This is from the Destinations of Leavers from Higher Education Survey, based on responses from graduates who studied the same subject area here.

It offers a snapshot of what grads went on to do six months later, what they were earning on average, and whether they felt their degree helped them obtain a 'graduate role'. We calculate a mean rating to indicate if this is high, medium or low compared to other universities.

Have a question about this info? Learn more here

Graduate field commentary:

The Higher Education Careers Services Unit have provided some further context for all graduates in this subject area, including details that numbers alone might not show

Have a question about this info? Learn more here

The Longitudinal Educational Outcomes dataset combines HRMC earnings data with student records from the Higher Education Statistics Agency.

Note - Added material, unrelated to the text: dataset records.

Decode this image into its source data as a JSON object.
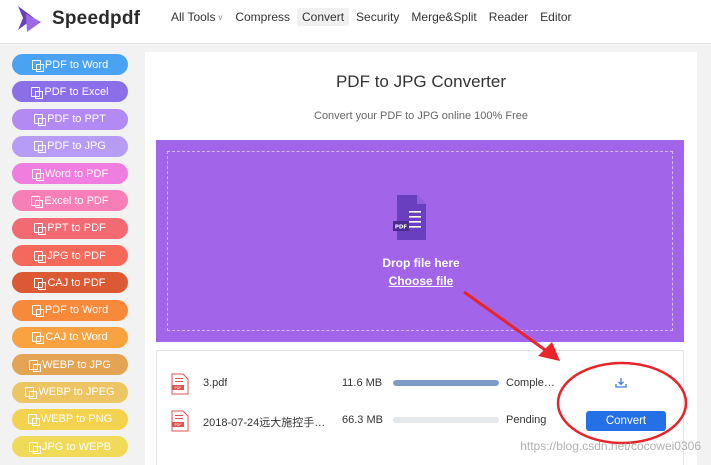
{
  "brand": {
    "name": "Speedpdf"
  },
  "nav": {
    "items": [
      {
        "label": "All Tools",
        "has_caret": true,
        "active": false
      },
      {
        "label": "Compress",
        "has_caret": false,
        "active": false
      },
      {
        "label": "Convert",
        "has_caret": false,
        "active": true
      },
      {
        "label": "Security",
        "has_caret": false,
        "active": false
      },
      {
        "label": "Merge&Split",
        "has_caret": false,
        "active": false
      },
      {
        "label": "Reader",
        "has_caret": false,
        "active": false
      },
      {
        "label": "Editor",
        "has_caret": false,
        "active": false
      }
    ]
  },
  "sidebar": {
    "items": [
      {
        "label": "PDF to Word",
        "color": "#4aa3f2"
      },
      {
        "label": "PDF to Excel",
        "color": "#8a6fe8"
      },
      {
        "label": "PDF to PPT",
        "color": "#b38af4"
      },
      {
        "label": "PDF to JPG",
        "color": "#b79cf6"
      },
      {
        "label": "Word to PDF",
        "color": "#f07ee0"
      },
      {
        "label": "Excel to PDF",
        "color": "#f77fb7"
      },
      {
        "label": "PPT to PDF",
        "color": "#f36a72"
      },
      {
        "label": "JPG to PDF",
        "color": "#f5695a"
      },
      {
        "label": "CAJ to PDF",
        "color": "#dc5a33"
      },
      {
        "label": "PDF to Word",
        "color": "#f7893a"
      },
      {
        "label": "CAJ to Word",
        "color": "#f9a240"
      },
      {
        "label": "WEBP to JPG",
        "color": "#e3a453"
      },
      {
        "label": "WEBP to JPEG",
        "color": "#edc562"
      },
      {
        "label": "WEBP to PNG",
        "color": "#f3d24e"
      },
      {
        "label": "JPG to WEPB",
        "color": "#f1da58"
      }
    ]
  },
  "converter": {
    "title": "PDF to JPG Converter",
    "subtitle": "Convert your PDF to JPG online 100% Free",
    "drop_text": "Drop file here",
    "choose_file": "Choose file",
    "doc_icon_label": "PDF",
    "accent_color": "#a264e8"
  },
  "files": [
    {
      "name": "3.pdf",
      "size": "11.6 MB",
      "progress": 1.0,
      "status": "Comple…",
      "action": "download"
    },
    {
      "name": "2018-07-24远大施控手…",
      "size": "66.3 MB",
      "progress": 0.0,
      "status": "Pending",
      "action": "convert",
      "action_label": "Convert"
    }
  ],
  "file_icon_label": "PDF",
  "watermark": "https://blog.csdn.net/cocowei0306"
}
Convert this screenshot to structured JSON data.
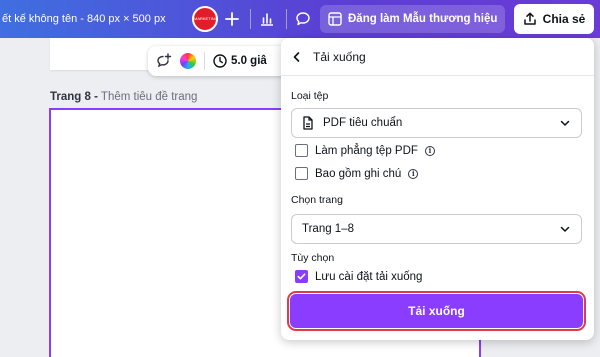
{
  "header": {
    "doc_title": "ết kế không tên - 840 px × 500 px",
    "avatar_text": "MARKETING",
    "template_label": "Đăng làm Mẫu thương hiệu",
    "share_label": "Chia sẻ"
  },
  "icons": [
    "plus-icon",
    "bar-chart-icon",
    "comment-icon",
    "template-icon",
    "share-upload-icon",
    "add-comment-icon",
    "color-wheel-icon",
    "clock-icon",
    "back-arrow-icon",
    "file-icon",
    "chevron-down-icon",
    "info-icon",
    "check-icon"
  ],
  "canvas": {
    "duration": "5.0 giâ",
    "page_label_bold": "Trang 8 -",
    "page_label_rest": " Thêm tiêu đề trang"
  },
  "panel": {
    "title": "Tải xuống",
    "file_type": {
      "label": "Loại tệp",
      "value": "PDF tiêu chuẩn"
    },
    "flatten": {
      "label": "Làm phẳng tệp PDF",
      "checked": false
    },
    "notes": {
      "label": "Bao gồm ghi chú",
      "checked": false
    },
    "pages": {
      "label": "Chọn trang",
      "value": "Trang 1–8"
    },
    "options": {
      "label": "Tùy chọn",
      "save_settings": {
        "label": "Lưu cài đặt tải xuống",
        "checked": true
      }
    },
    "download_label": "Tải xuống"
  },
  "colors": {
    "accent": "#8b3dff",
    "highlight": "#e23a4d",
    "topbar_start": "#3f6fe0",
    "topbar_end": "#6a3bd6"
  }
}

While there are lots of factors at play when it comes to your future earnings, use this as a rough timeline of what graduates in this subject area were earning on average one, three and five years later. Can you see a steady increase in salary, or did grads need some experience under their belt before seeing a nice bump up in their pay packet?

Have a question about this info? Learn more here